- **YOUR OBJECTIVE**
The whole listing below is to be copied exactly, with every picture left out.

------------------------

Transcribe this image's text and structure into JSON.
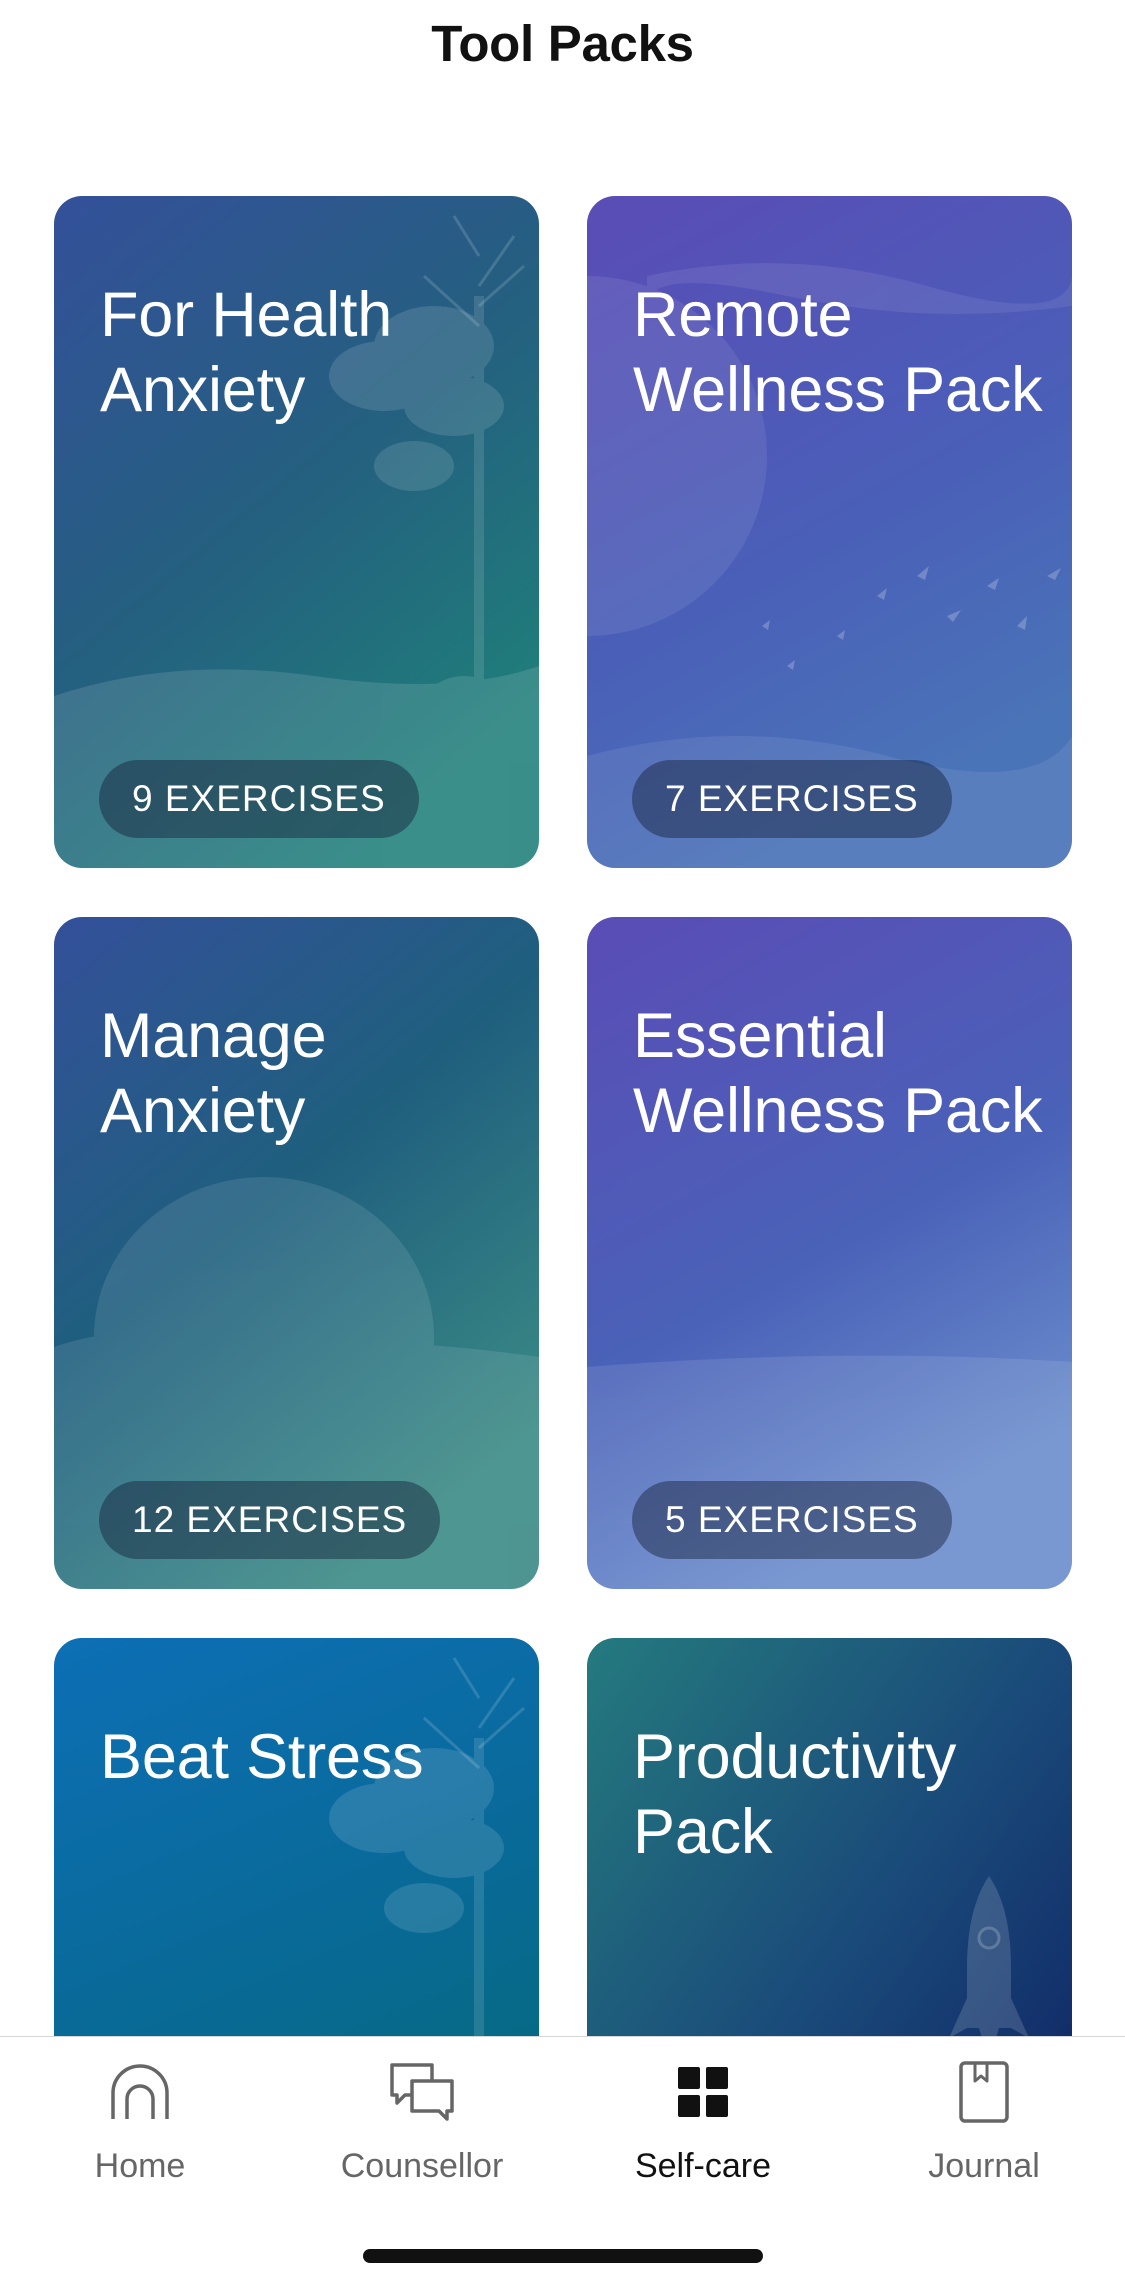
{
  "header": {
    "title": "Tool Packs"
  },
  "cards": [
    {
      "title": "For Health\nAnxiety",
      "badge": "9 EXERCISES"
    },
    {
      "title": "Remote\nWellness Pack",
      "badge": "7 EXERCISES"
    },
    {
      "title": "Manage\nAnxiety",
      "badge": "12 EXERCISES"
    },
    {
      "title": "Essential\nWellness Pack",
      "badge": "5 EXERCISES"
    },
    {
      "title": "Beat Stress",
      "badge": ""
    },
    {
      "title": "Productivity\nPack",
      "badge": ""
    }
  ],
  "tabbar": {
    "items": [
      {
        "label": "Home",
        "icon": "home-icon",
        "active": false
      },
      {
        "label": "Counsellor",
        "icon": "chat-bubbles-icon",
        "active": false
      },
      {
        "label": "Self-care",
        "icon": "grid-icon",
        "active": true
      },
      {
        "label": "Journal",
        "icon": "journal-icon",
        "active": false
      }
    ]
  },
  "colors": {
    "teal_blue": "#2f4f8f",
    "purple": "#5a4fb8",
    "stress_blue": "#0b6fae",
    "productivity_navy": "#13235f",
    "tab_active": "#111111",
    "tab_inactive": "#666666"
  }
}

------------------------

- **SOLUTION TO THIS PROBLEM**
Transcribe this image's text and structure into JSON.
{
  "header": {
    "title": "Tool Packs"
  },
  "cards": [
    {
      "title": "For Health\nAnxiety",
      "badge": "9 EXERCISES"
    },
    {
      "title": "Remote\nWellness Pack",
      "badge": "7 EXERCISES"
    },
    {
      "title": "Manage\nAnxiety",
      "badge": "12 EXERCISES"
    },
    {
      "title": "Essential\nWellness Pack",
      "badge": "5 EXERCISES"
    },
    {
      "title": "Beat Stress",
      "badge": ""
    },
    {
      "title": "Productivity\nPack",
      "badge": ""
    }
  ],
  "tabbar": {
    "items": [
      {
        "label": "Home",
        "icon": "home-icon",
        "active": false
      },
      {
        "label": "Counsellor",
        "icon": "chat-bubbles-icon",
        "active": false
      },
      {
        "label": "Self-care",
        "icon": "grid-icon",
        "active": true
      },
      {
        "label": "Journal",
        "icon": "journal-icon",
        "active": false
      }
    ]
  },
  "colors": {
    "teal_blue": "#2f4f8f",
    "purple": "#5a4fb8",
    "stress_blue": "#0b6fae",
    "productivity_navy": "#13235f",
    "tab_active": "#111111",
    "tab_inactive": "#666666"
  }
}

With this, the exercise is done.